Like families and businesses across our state, we must get our fiscal house in order by reducing state spending before we ask West Virginia taxpayers to pay more. Currently, we are not even controlling the growth of our state government. We can’t continue with across-the-board budget cuts to deal with our structural deficit.
Our state needs strong leadership to make tough choices and develop a budget that addresses the deficit by reducing expenses in a responsible, targeted fashion without hurting important programs. This fiscal crisis demands a leader that can make tough choices and work with the Legislature to pass a budget that protects our citizens, yet stays within our actual means.

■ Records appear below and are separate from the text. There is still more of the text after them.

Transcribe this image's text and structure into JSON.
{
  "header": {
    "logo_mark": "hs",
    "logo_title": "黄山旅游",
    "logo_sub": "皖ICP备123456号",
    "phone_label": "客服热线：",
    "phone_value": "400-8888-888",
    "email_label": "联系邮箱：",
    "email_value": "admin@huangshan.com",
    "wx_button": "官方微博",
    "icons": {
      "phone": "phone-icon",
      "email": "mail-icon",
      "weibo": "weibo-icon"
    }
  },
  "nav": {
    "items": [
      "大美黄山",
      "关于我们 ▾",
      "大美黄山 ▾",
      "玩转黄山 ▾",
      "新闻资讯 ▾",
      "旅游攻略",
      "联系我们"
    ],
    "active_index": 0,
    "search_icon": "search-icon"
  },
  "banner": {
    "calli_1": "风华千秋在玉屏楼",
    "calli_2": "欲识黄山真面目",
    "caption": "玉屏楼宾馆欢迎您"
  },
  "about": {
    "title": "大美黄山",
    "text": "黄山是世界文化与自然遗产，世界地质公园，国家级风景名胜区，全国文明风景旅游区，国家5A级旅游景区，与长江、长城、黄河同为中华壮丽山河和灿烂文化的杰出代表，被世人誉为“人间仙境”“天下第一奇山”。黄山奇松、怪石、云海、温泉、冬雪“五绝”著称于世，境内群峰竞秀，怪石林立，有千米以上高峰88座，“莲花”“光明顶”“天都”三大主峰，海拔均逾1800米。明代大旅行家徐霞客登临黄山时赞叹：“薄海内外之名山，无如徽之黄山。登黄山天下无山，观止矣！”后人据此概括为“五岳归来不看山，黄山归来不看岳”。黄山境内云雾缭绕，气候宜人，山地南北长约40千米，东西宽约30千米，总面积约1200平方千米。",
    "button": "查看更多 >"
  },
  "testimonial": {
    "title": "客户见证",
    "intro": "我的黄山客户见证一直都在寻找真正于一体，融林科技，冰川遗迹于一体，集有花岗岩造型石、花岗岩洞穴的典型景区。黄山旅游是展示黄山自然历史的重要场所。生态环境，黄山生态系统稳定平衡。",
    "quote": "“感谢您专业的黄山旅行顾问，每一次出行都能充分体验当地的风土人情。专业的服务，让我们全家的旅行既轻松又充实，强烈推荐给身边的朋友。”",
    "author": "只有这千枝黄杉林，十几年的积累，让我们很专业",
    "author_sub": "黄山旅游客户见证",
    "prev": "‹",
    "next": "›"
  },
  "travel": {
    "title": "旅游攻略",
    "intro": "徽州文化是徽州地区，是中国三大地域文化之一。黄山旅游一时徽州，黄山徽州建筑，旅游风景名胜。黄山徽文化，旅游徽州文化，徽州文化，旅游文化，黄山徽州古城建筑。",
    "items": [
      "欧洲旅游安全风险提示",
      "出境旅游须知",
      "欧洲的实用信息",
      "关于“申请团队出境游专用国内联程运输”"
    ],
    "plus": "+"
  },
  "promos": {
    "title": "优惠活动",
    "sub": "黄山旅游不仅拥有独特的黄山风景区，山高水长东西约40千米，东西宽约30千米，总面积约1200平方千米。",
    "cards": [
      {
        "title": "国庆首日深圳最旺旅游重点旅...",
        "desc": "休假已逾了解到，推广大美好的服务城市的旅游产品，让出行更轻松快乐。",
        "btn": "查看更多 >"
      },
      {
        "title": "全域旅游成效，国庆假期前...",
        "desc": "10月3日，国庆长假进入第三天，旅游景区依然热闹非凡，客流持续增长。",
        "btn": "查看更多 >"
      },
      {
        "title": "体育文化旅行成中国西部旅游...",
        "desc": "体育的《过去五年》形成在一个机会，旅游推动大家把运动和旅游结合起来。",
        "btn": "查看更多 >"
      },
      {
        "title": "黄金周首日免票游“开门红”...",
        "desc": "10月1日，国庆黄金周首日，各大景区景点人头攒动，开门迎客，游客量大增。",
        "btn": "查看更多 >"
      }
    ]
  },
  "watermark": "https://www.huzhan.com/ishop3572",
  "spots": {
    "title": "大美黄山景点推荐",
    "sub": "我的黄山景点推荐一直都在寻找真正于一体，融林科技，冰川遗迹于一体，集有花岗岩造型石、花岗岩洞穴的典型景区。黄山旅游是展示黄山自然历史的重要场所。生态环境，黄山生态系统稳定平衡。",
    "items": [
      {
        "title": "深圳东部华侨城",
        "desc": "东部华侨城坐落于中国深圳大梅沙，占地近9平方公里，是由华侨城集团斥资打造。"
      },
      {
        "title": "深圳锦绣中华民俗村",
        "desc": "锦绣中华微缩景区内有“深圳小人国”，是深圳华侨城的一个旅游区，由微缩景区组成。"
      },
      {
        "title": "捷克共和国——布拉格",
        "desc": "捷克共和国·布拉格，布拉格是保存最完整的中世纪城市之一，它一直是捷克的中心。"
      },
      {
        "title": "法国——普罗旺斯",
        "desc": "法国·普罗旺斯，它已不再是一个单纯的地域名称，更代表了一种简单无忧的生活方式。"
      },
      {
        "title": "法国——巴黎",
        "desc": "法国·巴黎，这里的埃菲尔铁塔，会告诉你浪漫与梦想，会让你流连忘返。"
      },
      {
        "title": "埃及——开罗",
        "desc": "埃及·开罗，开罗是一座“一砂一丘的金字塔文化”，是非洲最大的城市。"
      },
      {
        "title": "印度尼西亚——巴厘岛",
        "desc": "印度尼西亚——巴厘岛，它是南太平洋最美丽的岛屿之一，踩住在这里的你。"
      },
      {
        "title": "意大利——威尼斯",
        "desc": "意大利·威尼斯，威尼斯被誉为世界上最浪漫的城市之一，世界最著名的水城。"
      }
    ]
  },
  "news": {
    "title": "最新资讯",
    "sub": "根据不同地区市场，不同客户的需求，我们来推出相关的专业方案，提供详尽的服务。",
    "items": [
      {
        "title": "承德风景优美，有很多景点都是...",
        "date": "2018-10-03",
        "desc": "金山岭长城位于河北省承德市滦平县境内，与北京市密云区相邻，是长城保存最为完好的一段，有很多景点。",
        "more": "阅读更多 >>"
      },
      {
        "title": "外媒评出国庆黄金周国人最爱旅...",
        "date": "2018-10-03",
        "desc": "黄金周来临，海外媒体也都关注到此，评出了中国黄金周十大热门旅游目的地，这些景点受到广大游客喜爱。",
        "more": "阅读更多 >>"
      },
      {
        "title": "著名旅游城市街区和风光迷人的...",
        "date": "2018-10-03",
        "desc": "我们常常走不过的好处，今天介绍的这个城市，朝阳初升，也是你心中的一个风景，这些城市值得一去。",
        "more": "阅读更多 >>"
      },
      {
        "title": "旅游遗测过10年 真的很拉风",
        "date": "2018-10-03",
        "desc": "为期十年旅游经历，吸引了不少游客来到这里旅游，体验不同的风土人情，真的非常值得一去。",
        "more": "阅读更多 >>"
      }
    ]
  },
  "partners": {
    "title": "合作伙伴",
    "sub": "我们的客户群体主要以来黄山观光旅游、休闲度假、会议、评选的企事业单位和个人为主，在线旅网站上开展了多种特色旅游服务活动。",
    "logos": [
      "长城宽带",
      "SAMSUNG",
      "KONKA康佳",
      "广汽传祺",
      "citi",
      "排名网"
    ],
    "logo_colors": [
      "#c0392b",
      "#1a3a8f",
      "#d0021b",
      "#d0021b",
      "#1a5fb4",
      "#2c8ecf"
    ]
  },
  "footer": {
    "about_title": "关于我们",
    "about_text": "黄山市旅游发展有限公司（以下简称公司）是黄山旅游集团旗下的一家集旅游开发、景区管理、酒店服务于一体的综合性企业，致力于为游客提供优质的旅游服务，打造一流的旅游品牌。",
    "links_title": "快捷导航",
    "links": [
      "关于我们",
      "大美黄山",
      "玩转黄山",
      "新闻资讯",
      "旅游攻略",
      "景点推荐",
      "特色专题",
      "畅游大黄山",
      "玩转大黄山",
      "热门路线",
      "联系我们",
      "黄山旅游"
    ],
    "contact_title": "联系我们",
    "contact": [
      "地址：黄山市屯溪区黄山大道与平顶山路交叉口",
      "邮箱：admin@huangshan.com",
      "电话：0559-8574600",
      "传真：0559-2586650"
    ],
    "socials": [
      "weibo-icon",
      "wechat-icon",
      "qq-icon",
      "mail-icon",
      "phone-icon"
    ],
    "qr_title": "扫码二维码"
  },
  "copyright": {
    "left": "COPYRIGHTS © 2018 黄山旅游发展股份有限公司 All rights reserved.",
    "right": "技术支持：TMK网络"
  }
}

Fortunately, West Virginia has a very healthy savings account. This $784 million Revenue Shortfall Reserve Fund is specifically designed to help get us through difficult times. When a family suddenly finds itself with an income loss or unexpected event, it turns to its savings account to help it through the rough patch and to meet its obligations. This “rainy day fund” is the taxpayers’ savings account, and it’s there to help the taxpayer by meeting our needs without raising taxes. While it would be irresponsible to simply raid the fund to close the entire budget shortfall, it may be necessary for us to draw on some of these reserves to help meet the unrealistically high revenue projection the Governor has set in his budget.
In the coming days, my fellow lawmakers and I will work to prepare a budget that will allow us to live within our means while addressing the state’s structural problems.
West Virginia’s future is far too important to delay action. We must give our citizens faith that they won’t lose more of their hard-earned money to an unnecessary tax hike or lose the education, public safety, and health care services they need. I, and the rest of the Legislature, stand ready to work, and I hope Governor Tomblin will join us.
Senate President Bill Cole, R-Mercer, represents the Sixth Senatorial District, which includes Wayne, Mingo, McDowell and Mercer counties.